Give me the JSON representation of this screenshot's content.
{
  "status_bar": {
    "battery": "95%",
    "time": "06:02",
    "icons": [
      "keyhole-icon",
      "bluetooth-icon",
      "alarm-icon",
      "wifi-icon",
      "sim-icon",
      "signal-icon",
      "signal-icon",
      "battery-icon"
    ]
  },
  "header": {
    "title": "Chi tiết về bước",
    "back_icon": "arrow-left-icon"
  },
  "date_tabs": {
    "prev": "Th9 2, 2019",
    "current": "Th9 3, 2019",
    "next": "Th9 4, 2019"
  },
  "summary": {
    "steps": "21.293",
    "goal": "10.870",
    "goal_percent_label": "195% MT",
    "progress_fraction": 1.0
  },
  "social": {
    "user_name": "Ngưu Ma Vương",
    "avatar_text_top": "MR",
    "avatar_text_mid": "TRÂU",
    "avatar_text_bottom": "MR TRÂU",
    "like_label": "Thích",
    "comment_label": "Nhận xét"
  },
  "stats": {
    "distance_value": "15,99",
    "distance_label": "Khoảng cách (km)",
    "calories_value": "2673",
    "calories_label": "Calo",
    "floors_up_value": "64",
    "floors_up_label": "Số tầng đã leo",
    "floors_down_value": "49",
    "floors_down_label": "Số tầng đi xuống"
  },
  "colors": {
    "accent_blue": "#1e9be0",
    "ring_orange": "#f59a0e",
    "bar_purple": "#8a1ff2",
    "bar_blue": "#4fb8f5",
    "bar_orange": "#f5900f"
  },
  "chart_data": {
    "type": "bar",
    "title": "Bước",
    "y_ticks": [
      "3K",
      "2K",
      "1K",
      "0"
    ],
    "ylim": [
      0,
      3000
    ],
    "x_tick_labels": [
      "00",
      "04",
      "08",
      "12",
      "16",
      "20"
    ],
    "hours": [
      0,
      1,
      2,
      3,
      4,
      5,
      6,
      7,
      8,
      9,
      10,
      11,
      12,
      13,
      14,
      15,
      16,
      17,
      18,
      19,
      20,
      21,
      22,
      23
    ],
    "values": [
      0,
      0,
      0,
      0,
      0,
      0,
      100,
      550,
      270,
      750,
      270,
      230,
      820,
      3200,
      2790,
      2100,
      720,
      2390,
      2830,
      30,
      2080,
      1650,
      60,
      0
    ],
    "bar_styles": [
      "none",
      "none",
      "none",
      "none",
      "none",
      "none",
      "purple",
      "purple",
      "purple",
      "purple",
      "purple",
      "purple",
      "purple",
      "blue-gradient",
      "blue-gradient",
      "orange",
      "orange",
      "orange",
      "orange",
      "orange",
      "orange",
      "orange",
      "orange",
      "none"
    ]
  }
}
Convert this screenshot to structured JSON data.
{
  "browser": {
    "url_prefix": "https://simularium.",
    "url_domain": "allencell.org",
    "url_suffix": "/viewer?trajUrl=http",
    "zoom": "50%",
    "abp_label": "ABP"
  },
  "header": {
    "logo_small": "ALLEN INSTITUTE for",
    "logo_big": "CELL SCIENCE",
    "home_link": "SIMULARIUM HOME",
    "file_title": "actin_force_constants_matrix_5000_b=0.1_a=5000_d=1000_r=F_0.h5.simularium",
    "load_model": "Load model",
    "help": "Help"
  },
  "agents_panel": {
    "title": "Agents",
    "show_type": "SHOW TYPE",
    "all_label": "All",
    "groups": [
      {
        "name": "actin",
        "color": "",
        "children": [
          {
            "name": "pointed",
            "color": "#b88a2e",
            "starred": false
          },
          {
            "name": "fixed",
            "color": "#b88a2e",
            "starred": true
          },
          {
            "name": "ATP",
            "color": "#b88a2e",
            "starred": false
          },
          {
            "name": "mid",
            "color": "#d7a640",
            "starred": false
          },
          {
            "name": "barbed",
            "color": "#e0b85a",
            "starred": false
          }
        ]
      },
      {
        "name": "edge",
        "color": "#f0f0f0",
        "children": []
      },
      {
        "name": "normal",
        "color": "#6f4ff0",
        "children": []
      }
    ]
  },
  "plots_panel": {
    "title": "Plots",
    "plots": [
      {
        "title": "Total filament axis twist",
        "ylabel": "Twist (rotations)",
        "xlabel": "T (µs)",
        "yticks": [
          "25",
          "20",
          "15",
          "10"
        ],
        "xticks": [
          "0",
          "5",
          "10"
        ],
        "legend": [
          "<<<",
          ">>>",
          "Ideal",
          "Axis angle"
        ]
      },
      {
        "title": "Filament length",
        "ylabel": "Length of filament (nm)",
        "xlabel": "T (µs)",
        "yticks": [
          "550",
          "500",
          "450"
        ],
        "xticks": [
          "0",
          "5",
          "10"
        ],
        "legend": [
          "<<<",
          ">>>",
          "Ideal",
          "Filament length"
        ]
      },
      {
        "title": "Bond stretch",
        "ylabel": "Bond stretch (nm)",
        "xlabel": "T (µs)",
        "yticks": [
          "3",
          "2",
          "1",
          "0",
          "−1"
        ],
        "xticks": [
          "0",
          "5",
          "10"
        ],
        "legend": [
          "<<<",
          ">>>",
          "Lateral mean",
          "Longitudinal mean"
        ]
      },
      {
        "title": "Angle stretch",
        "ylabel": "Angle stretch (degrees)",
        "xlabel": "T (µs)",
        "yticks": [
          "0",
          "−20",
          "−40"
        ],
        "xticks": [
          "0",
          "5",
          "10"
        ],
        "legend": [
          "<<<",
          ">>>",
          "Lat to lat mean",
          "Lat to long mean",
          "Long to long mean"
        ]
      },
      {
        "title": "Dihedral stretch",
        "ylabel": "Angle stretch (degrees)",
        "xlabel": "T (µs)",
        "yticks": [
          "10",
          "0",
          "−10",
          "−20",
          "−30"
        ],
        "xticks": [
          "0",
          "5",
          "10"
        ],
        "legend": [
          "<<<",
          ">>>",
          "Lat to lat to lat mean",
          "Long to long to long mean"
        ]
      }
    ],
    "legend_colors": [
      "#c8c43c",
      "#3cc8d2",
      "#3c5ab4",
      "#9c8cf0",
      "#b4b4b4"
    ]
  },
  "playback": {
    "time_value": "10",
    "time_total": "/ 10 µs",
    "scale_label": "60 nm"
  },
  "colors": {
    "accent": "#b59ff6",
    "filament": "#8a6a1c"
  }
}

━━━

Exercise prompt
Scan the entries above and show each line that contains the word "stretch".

Completed exercise
        "title": "Bond stretch",
        "ylabel": "Bond stretch (nm)",
        "title": "Angle stretch",
        "ylabel": "Angle stretch (degrees)",
        "title": "Dihedral stretch",
        "ylabel": "Angle stretch (degrees)",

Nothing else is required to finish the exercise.